Italian Prime Minister Mario Monti appointed an emergency cabinet of technical experts (WSJ) drawn from academia, the private sector, and Italy's civil service. Monti, who will also serve as finance minister, was appointed to rein in Italy's high public debt and fend off further eurozone sovereign debt contagion.
Still, markets remained skeptical (NYT) as investors pushed yields on Italian ten-year bonds above 7 percent, a borrowing rate widely considered to be unsustainable.
Investors also drove interest rates up in the more stable countries of France, Belgium, Austria, Finland, and the Netherlands. At a debate in the European Parliament, President of the European Commission Jose Manuel Barroso said the eurozone was facing a "systemic crisis" (DeutscheWelle).

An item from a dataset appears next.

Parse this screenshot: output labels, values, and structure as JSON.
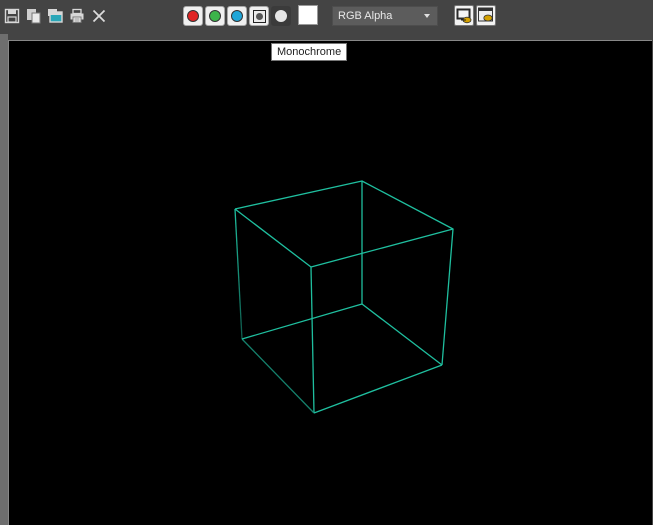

France called on the European Central Bank (Guardian) to play a bigger role in stabilizing eurozone bond markets, while Germany remained adamant that that ECB does not have the authority to do so. The disagreement contributed to market volatility. FULL POST
Editor's Note: Paolo Manasse is a Professor of Economics at the University of Bologna.
By Paolo Manasse, Foreign Affairs
Since the worldwide financial crisis began in 2008, economists have been predicting the nightmare scenario that now seems to be unfolding in the European Union: a domino effect, as the economies of Greece, Ireland, Portugal, Spain, and Italy (the PIIGS, as they've come to be known) collapse. Yet most observers got the ordering wrong. The crisis arrived in Italy before it arrived in Spain. The reason is political. Spanish Prime Minister José Luis Rodríguez Zapatero, realizing that he had lost the backing necessary for difficult reforms, announced last April that he would not run for re-election. Italian Prime Minister Silvio Berlusconi, who faced similar economic challenges, tried to keep his seat. He lost that battle and resigned on Saturday, after having let the Italian economic crisis fester for months.
The Italian public shares some of the blame. For 17 years, it put up with a leader who had managed to collect an impressive record of criminal proceedings (for corruption, bribery, complicity in prostitution with a minor, Mafia connections, false balance sheets, false testimony) but went acquitted for all of them. La Repubblica, Italy's largest daily, argued that many Italians, including Berlusconi himself, had been living in a some kind of national Truman Show, fabricated by the television stations that Berlusconi himself owned. In his last press conference as prime minister, for example, Berlusconi noted that "Italians are not feeling the crisis - restaurants are full and flights to exotic destinations are overbooked." FULL POST
If Nero fiddled while Rome burned, Silvio Berlusconi has apparently been singing while the city, indeed, the entire country collapses. It's been a tough week for the cruise ship crooner-turned-billionaire businessman-turned Italian prime minister.
But don't be sad for Silvio. He's already lined up his next gig.
In just a few weeks, he'll release his fourth musical album. This one is called "True Love." If his previous albums are any indication, he's clearly aiming to have the ladies swooning.